TRY IT:
Would you restate all the entries exactly, leaving nothing out?

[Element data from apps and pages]

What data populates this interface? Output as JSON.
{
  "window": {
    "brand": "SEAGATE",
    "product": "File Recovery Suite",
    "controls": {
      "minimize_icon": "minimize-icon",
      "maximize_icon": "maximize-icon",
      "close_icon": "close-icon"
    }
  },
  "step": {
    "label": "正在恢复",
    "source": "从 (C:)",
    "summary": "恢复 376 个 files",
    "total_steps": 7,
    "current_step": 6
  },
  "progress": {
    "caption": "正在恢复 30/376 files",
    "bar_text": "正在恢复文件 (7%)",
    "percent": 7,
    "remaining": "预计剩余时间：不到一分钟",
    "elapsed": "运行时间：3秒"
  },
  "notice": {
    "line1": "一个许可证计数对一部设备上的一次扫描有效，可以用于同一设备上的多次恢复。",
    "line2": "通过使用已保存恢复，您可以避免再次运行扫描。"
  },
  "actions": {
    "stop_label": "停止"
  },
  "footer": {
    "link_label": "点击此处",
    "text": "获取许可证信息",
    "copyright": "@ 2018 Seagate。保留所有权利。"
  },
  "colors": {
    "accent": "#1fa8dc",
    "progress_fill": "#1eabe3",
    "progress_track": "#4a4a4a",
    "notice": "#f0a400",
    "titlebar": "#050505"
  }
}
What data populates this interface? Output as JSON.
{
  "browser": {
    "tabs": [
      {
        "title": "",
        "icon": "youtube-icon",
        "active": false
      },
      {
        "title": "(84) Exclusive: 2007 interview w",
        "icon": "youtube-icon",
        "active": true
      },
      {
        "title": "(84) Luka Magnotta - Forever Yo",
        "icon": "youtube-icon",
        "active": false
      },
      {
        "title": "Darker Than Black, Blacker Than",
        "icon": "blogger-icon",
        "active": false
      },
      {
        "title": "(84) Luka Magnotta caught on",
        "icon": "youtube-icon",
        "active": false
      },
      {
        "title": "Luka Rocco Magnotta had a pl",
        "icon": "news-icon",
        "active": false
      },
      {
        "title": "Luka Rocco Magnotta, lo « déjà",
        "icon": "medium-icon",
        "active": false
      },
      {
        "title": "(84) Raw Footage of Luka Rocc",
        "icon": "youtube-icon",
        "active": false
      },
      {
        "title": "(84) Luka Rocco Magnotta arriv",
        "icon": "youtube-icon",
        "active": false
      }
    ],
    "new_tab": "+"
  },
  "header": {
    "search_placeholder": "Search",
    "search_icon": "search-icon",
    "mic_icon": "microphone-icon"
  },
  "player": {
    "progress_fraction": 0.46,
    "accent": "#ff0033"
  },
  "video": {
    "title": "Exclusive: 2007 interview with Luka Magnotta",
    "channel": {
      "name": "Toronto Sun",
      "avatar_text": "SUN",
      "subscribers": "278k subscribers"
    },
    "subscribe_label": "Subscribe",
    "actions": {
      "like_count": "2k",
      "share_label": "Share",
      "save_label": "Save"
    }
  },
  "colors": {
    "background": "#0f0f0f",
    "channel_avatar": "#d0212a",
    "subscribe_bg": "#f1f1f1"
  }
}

ANSWER SECTION:
What data populates this interface? Output as JSON.
{
  "window": {
    "brand": "SEAGATE",
    "product": "File Recovery Suite",
    "controls": {
      "minimize_icon": "minimize-icon",
      "maximize_icon": "maximize-icon",
      "close_icon": "close-icon"
    }
  },
  "step": {
    "label": "正在恢复",
    "source": "从 (C:)",
    "summary": "恢复 376 个 files",
    "total_steps": 7,
    "current_step": 6
  },
  "progress": {
    "caption": "正在恢复 30/376 files",
    "bar_text": "正在恢复文件 (7%)",
    "percent": 7,
    "remaining": "预计剩余时间：不到一分钟",
    "elapsed": "运行时间：3秒"
  },
  "notice": {
    "line1": "一个许可证计数对一部设备上的一次扫描有效，可以用于同一设备上的多次恢复。",
    "line2": "通过使用已保存恢复，您可以避免再次运行扫描。"
  },
  "actions": {
    "stop_label": "停止"
  },
  "footer": {
    "link_label": "点击此处",
    "text": "获取许可证信息",
    "copyright": "@ 2018 Seagate。保留所有权利。"
  },
  "colors": {
    "accent": "#1fa8dc",
    "progress_fill": "#1eabe3",
    "progress_track": "#4a4a4a",
    "notice": "#f0a400",
    "titlebar": "#050505"
  }
}
What data populates this interface? Output as JSON.
{
  "browser": {
    "tabs": [
      {
        "title": "",
        "icon": "youtube-icon",
        "active": false
      },
      {
        "title": "(84) Exclusive: 2007 interview w",
        "icon": "youtube-icon",
        "active": true
      },
      {
        "title": "(84) Luka Magnotta - Forever Yo",
        "icon": "youtube-icon",
        "active": false
      },
      {
        "title": "Darker Than Black, Blacker Than",
        "icon": "blogger-icon",
        "active": false
      },
      {
        "title": "(84) Luka Magnotta caught on",
        "icon": "youtube-icon",
        "active": false
      },
      {
        "title": "Luka Rocco Magnotta had a pl",
        "icon": "news-icon",
        "active": false
      },
      {
        "title": "Luka Rocco Magnotta, lo « déjà",
        "icon": "medium-icon",
        "active": false
      },
      {
        "title": "(84) Raw Footage of Luka Rocc",
        "icon": "youtube-icon",
        "active": false
      },
      {
        "title": "(84) Luka Rocco Magnotta arriv",
        "icon": "youtube-icon",
        "active": false
      }
    ],
    "new_tab": "+"
  },
  "header": {
    "search_placeholder": "Search",
    "search_icon": "search-icon",
    "mic_icon": "microphone-icon"
  },
  "player": {
    "progress_fraction": 0.46,
    "accent": "#ff0033"
  },
  "video": {
    "title": "Exclusive: 2007 interview with Luka Magnotta",
    "channel": {
      "name": "Toronto Sun",
      "avatar_text": "SUN",
      "subscribers": "278k subscribers"
    },
    "subscribe_label": "Subscribe",
    "actions": {
      "like_count": "2k",
      "share_label": "Share",
      "save_label": "Save"
    }
  },
  "colors": {
    "background": "#0f0f0f",
    "channel_avatar": "#d0212a",
    "subscribe_bg": "#f1f1f1"
  }
}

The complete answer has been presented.